It's a long time coming, but TV content is showing up on non-TV screens like never before, and people are willing to pay for it. Whatever will become of cable?» Read More
Fascinating companies, like fascinating people, get under our skin and into our conversations. They challenge us and move us. They’re unafraid to ask questions, and incite a response. They incite strong reactions from a specific audience, writes the author.
Buzz on the Street suggests the gov't is going to off-load some of its stake in Citi after the lock-up expires. If the gov't is selling, should you be buying?
In the new digital age, Blockbuster faces many challenges in a growing field of competitors. While its stock is down some 70 percent over the past year, the company's CEO sees a "bright future" and shares its transformation strategy with CNBC.

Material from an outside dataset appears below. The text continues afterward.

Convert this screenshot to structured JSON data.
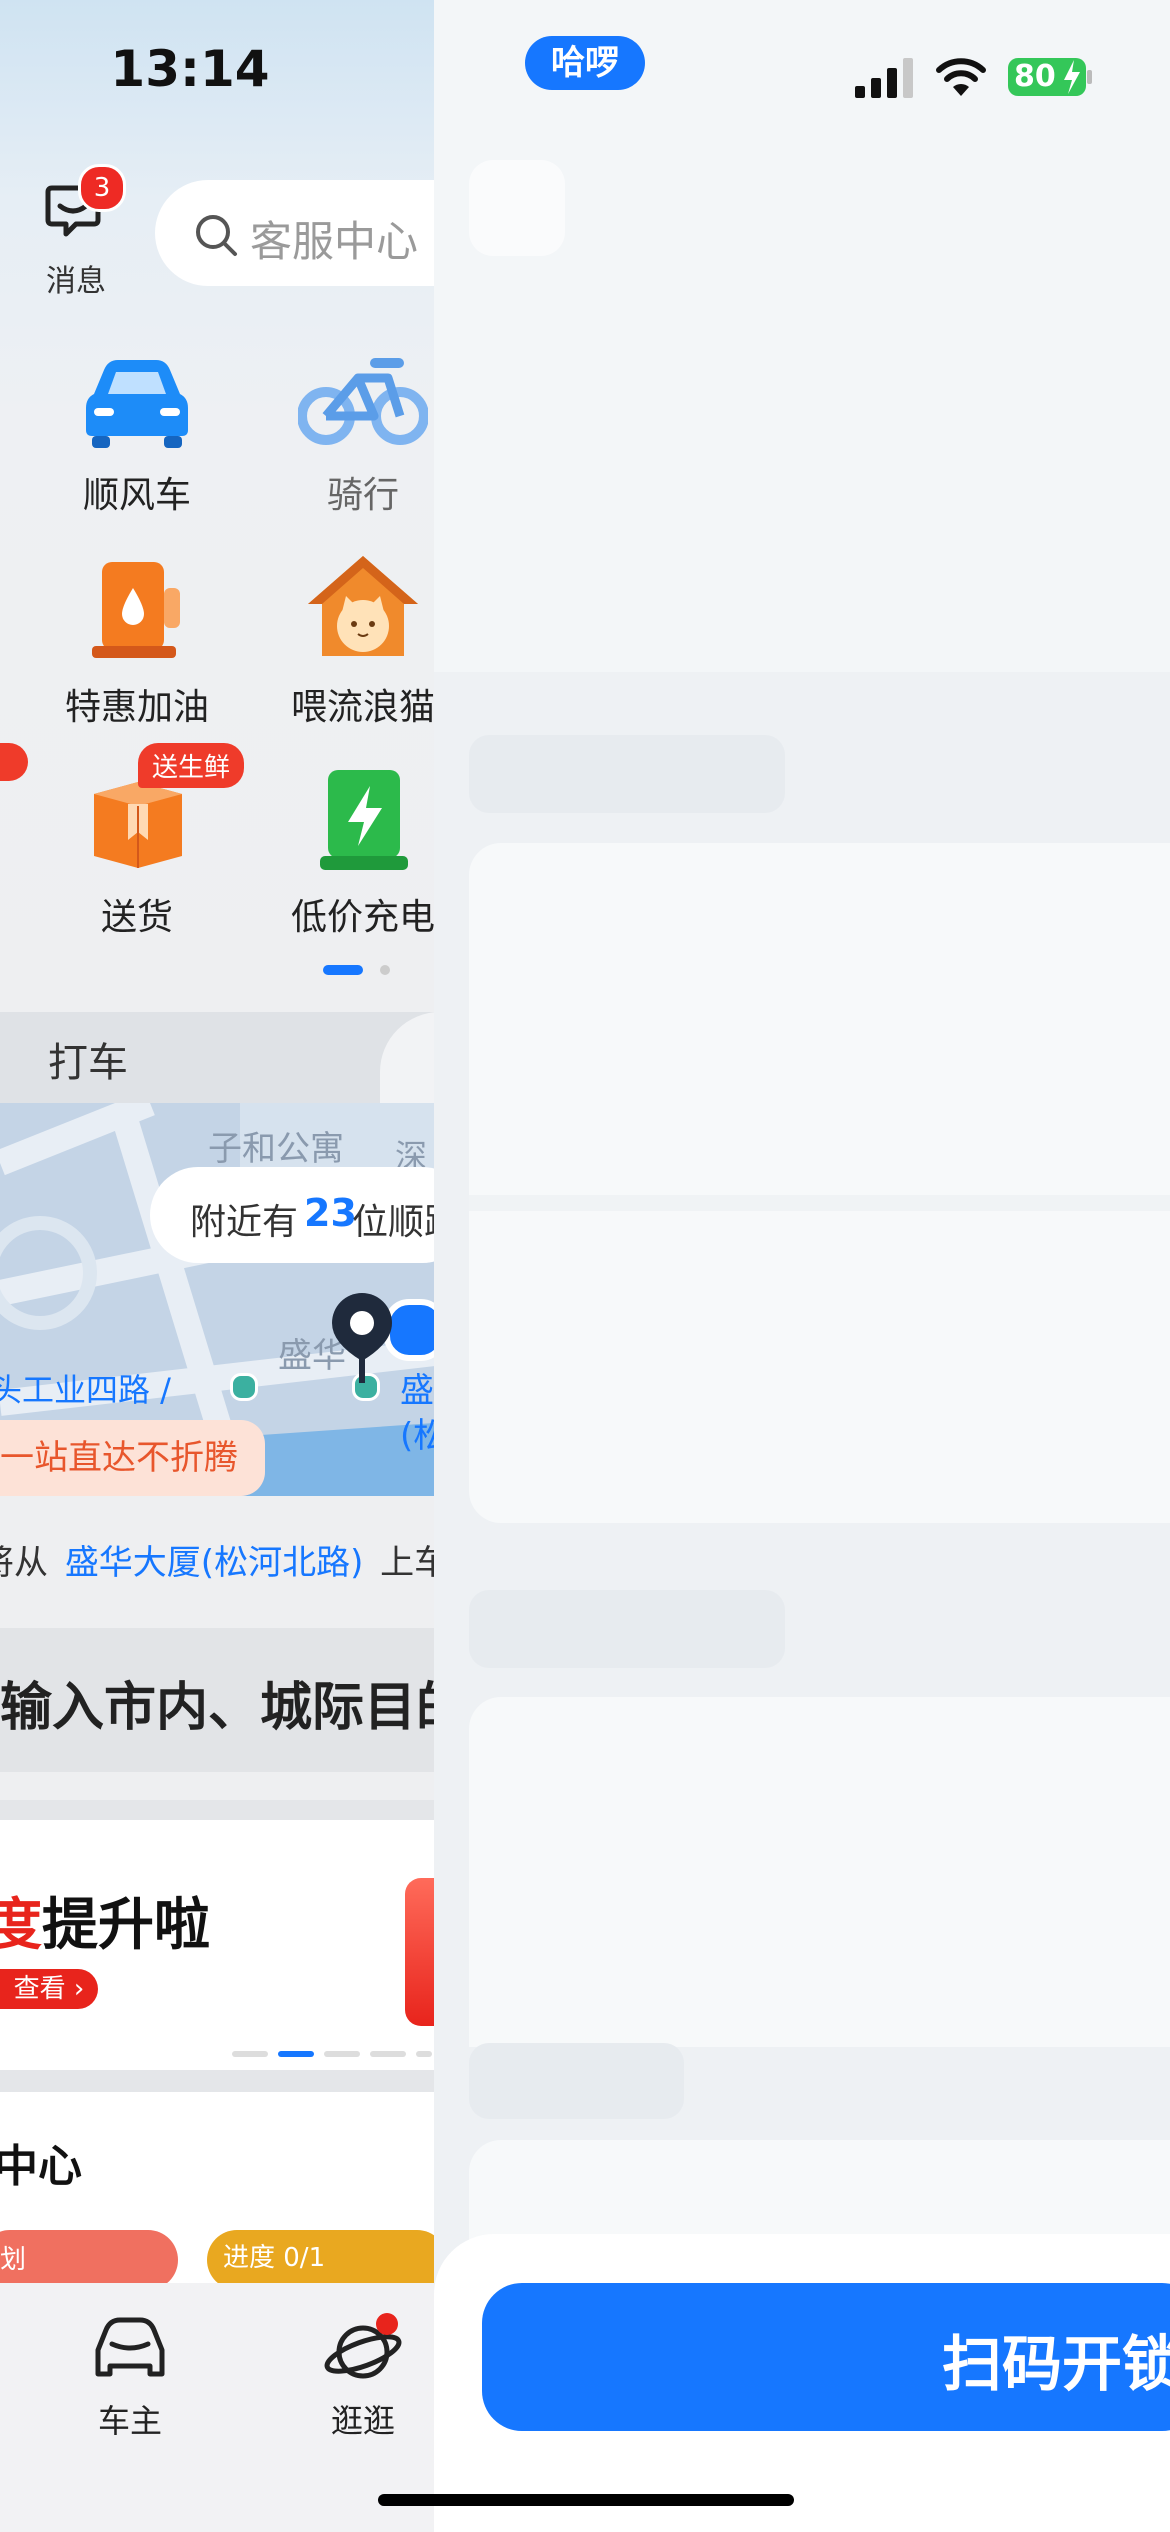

Stocks ended lower Wednesday as Washington ramped up reform in the health care and financial sectors and as the Fed's beige-book report showed the economy is improving but not at a fast enough pace to spur hiring.
Stocks advanced Wednesday as reports on the services sector and jobs came in better than expected.

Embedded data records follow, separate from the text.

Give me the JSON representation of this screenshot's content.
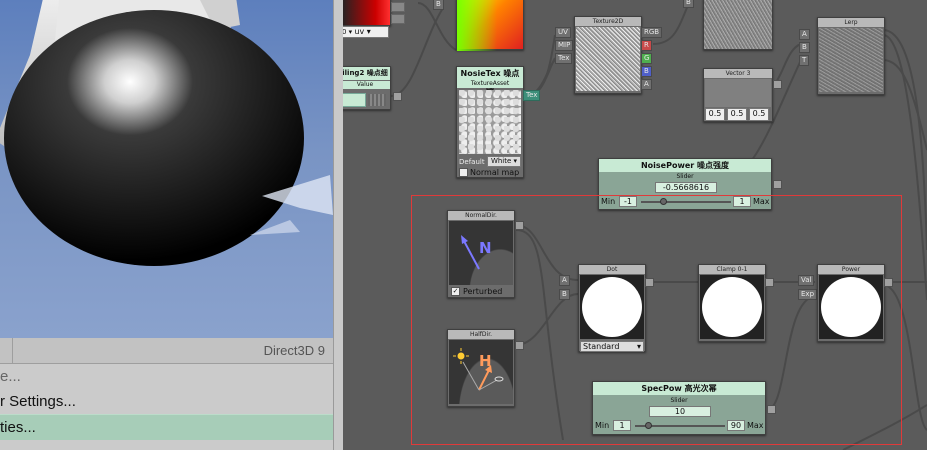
{
  "viewport": {
    "api_label": "Direct3D 9"
  },
  "menu": {
    "items": [
      "e...",
      "r Settings...",
      "ties..."
    ]
  },
  "nodes": {
    "tiling": {
      "title": "iling2 噪点细",
      "value_label": "Value"
    },
    "uv_select": {
      "value": "uv"
    },
    "noise_tex": {
      "title": "NosieTex 噪点图",
      "sub": "TextureAsset",
      "default_label": "Default",
      "default_value": "White",
      "normal_map": "Normal map"
    },
    "texture2d": {
      "title": "Texture2D",
      "in_uv": "UV",
      "in_mip": "MIP",
      "in_tex": "Tex",
      "out_rgb": "RGB",
      "out_r": "R",
      "out_g": "G",
      "out_b": "B",
      "out_a": "A"
    },
    "tex_out": "Tex",
    "vector3": {
      "title": "Vector 3",
      "x": "0.5",
      "y": "0.5",
      "z": "0.5"
    },
    "lerp": {
      "title": "Lerp",
      "in_a": "A",
      "in_b": "B",
      "in_t": "T"
    },
    "noise_power": {
      "title": "NoisePower 噪点强度",
      "sub": "Slider",
      "value": "-0.5668616",
      "min_label": "Min",
      "min": "-1",
      "max": "1",
      "max_label": "Max"
    },
    "normal_dir": {
      "title": "NormalDir.",
      "glyph": "N",
      "perturbed": "Perturbed"
    },
    "half_dir": {
      "title": "HalfDir.",
      "glyph": "H"
    },
    "dot": {
      "title": "Dot",
      "in_a": "A",
      "in_b": "B",
      "mode": "Standard"
    },
    "clamp": {
      "title": "Clamp 0-1"
    },
    "power": {
      "title": "Power",
      "in_val": "Val",
      "in_exp": "Exp"
    },
    "spec_pow": {
      "title": "SpecPow 高光次幂",
      "sub": "Slider",
      "value": "10",
      "min_label": "Min",
      "min": "1",
      "max": "90",
      "max_label": "Max"
    }
  },
  "colors": {
    "canvas": "#5b5b5b",
    "selection": "#e03a3a",
    "node_header_green": "#c8ead4",
    "menu_selected": "#a7cdb8",
    "port_r": "#c94a4a",
    "port_g": "#4fae4f",
    "port_b": "#4f5fc9",
    "normal_glyph": "#7b78ff",
    "half_glyph": "#ff9b5c"
  }
}
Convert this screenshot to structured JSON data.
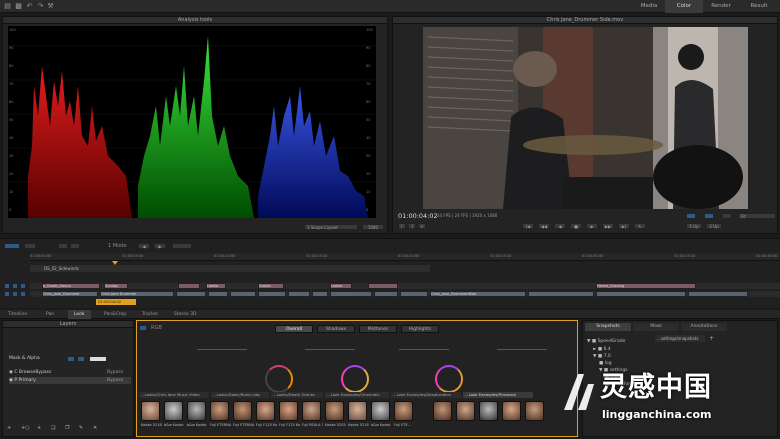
{
  "workspace_tabs": [
    {
      "label": "Media",
      "active": false
    },
    {
      "label": "Color",
      "active": true
    },
    {
      "label": "Render",
      "active": false
    },
    {
      "label": "Result",
      "active": false
    }
  ],
  "scopes": {
    "title": "Analysis tools",
    "layout_select": "1 Scope Layout",
    "scale_select": "1080",
    "left_ticks": [
      "100",
      "90",
      "80",
      "70",
      "60",
      "50",
      "40",
      "30",
      "20",
      "10",
      "0"
    ],
    "right_ticks": [
      "100",
      "90",
      "80",
      "70",
      "60",
      "50",
      "40",
      "30",
      "20",
      "10",
      "0"
    ]
  },
  "viewer": {
    "title": "Chris Jane_Drummer Side.mov",
    "timecode": "01:00:04:02",
    "info": "24 FPS  |  24 FPS  |  1920 x 1080",
    "fit_select": "Fit",
    "layout_buttons": [
      "1 Up",
      "2 Up"
    ]
  },
  "timeline": {
    "head_ticks": [
      "01:00:00:00",
      "01:00:05:00",
      "01:00:10:00",
      "01:00:15:00",
      "01:00:20:00",
      "01:00:25:00",
      "01:00:30:00",
      "01:00:35:00",
      "01:00:40:00"
    ],
    "track_title": "DS_02_Sidewinds",
    "playhead_tc": "01:00:04:02",
    "mode_label": "1 Mode",
    "clips_top": [
      "a_Grade_Hanna",
      "Sunday",
      "",
      "Lookie",
      "Gradie",
      "Lookie",
      "",
      "",
      "",
      "Hanna_Grading"
    ],
    "clips_bottom": [
      "Chris_Jane_Drummer",
      "Chris Jane Drummer",
      "",
      "",
      "",
      "",
      "",
      "",
      "",
      "",
      "",
      "Chris_Jane_DrummerWide",
      "",
      ""
    ]
  },
  "bottom_tabs": [
    {
      "label": "Timeline",
      "active": false
    },
    {
      "label": "Pan",
      "active": false
    },
    {
      "label": "Look",
      "active": true
    },
    {
      "label": "Pan&Crop",
      "active": false
    },
    {
      "label": "Tracker",
      "active": false
    },
    {
      "label": "Stereo 3D",
      "active": false
    }
  ],
  "layers": {
    "title": "Layers",
    "mask_label": "Mask & Alpha",
    "rows": [
      {
        "label": "C  BrowseBypass",
        "right": "Bypass"
      },
      {
        "label": "P  Primary",
        "right": "Bypass"
      }
    ]
  },
  "grade": {
    "tabs": [
      {
        "label": "Overall",
        "active": true
      },
      {
        "label": "Shadows",
        "active": false
      },
      {
        "label": "Midtones",
        "active": false
      },
      {
        "label": "Highlights",
        "active": false
      }
    ],
    "mode_buttons": [
      "LMS",
      "RGB"
    ],
    "look_tabs": [
      "...Looks/Chris Jane Music Video",
      "...Looks/Dawn/Rues Labs",
      "...Looks/Death Scenes",
      "...Look Examples/Cinematic",
      "...Look Examples/Desaturation",
      "...Look Examples/Filmstock"
    ],
    "thumb_labels": [
      "Kodak 5218...",
      "b&w Kodak 5...",
      "b&w Kodak 5...",
      "Fuji ETERNA...",
      "Fuji ETERNA...",
      "Fuji F125 Kod...",
      "Fuji F125 Kod...",
      "Fuji REALA 5...",
      "Kodak 5205 F...",
      "Kodak 5218...",
      "b&w Kodak 5...",
      "Fuji ETE..."
    ]
  },
  "snapshots": {
    "tabs": [
      {
        "label": "Snapshots",
        "active": true
      },
      {
        "label": "Mask",
        "active": false
      },
      {
        "label": "Annotations",
        "active": false
      }
    ],
    "tree": [
      "SpeedGrade",
      "6.4",
      "7.0",
      "log",
      "settings",
      "views",
      "snapshots"
    ],
    "folder_tab": "...settings/snapshots"
  },
  "watermark": {
    "cn": "灵感中国",
    "url": "lingganchina.com"
  },
  "colors": {
    "accent_orange": "#e0a020",
    "selection_blue": "#2f5a86",
    "clip_pink": "#7e5a66",
    "clip_gray": "#5a6470"
  }
}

Stock market futures pointed to a slight rise at the start of trading Wednesday, but numbers on private employment and planned layoffs could alter the tone of trading.
Tivo has launched a new technology that aims to break down the walls between content on TV and content on the Internet.
The country's on track for the snowiest February in 115 years, which means business, is anything but usual.
The traders are closely watching developments in two stocks, Netflix and General Growth. What’s the latest?
After Wal-Mart tried and failed to take on Netflix with a streaming video rental system it launched three years ago with HP. Now, its acquisition of Vudu aims to take that competition to the next level.
"If insiders see the road ahead paved with growth, they will tend to hold onto their shares. If not, they will be quite happy to part with them."
Wal-Mart Stores says it will buy broadband entertainment provider Vudu, a deal that gives the world's biggest retailer the ability to sell movies directly through TVs and Blu-ray players over the Internet.
After hours Walmart announced a definitive agreement to acquire VUDU, Inc., a leading provider of digital technologies. What's the trade?
One e-commerce firm's shares nearly tripled over the last year. Does it have further room to run? Mark Mahaney, Internet research director at Citigroup Investment Research, shared his views.
New research suggests the state of the economy might not be as critical to a company's fortunes, as you might think!
After nearly six months of litigation Warner Bros. Home Entertainment Group and Redbox today struck a deal. Redbox, which rents DVDs for $1 a day from kiosks in big box retailers and pharmacies, was locked in a standoff with Warner Bros., which has the largest home entertainment marketshare of any of the studios. In this new deal Redbox agrees to a 28 day window after DVDs go on sale before it starts offering those films in its kiosks.
It used to be that a basic $25-a-month phone bill was your main telecommunications expense. But by 2004, the average American spent $770.95 annually on services like cable television, Internet connectivity and video games, according to data from the Census Bureau. By 2008, that number rose to $903, outstripping inflation. By the end of this year, it is expected to have grown to $997.07. Add another $1,000 or more for cellphone service and the average family is spending as much on entertainment over devices as they are on dining out or buying gasoline.
Plus, get calls on technology, China and more.
Following are the week’s biggest winners and losers. Find out why shares of Boeing and Ford popped while Honeywell and Google dropped.
The music industry was almost killed — and ultimately saved — by it. The home video industry is growing because of it. But when it comes to video games, digital distribution is not really making much of an impact.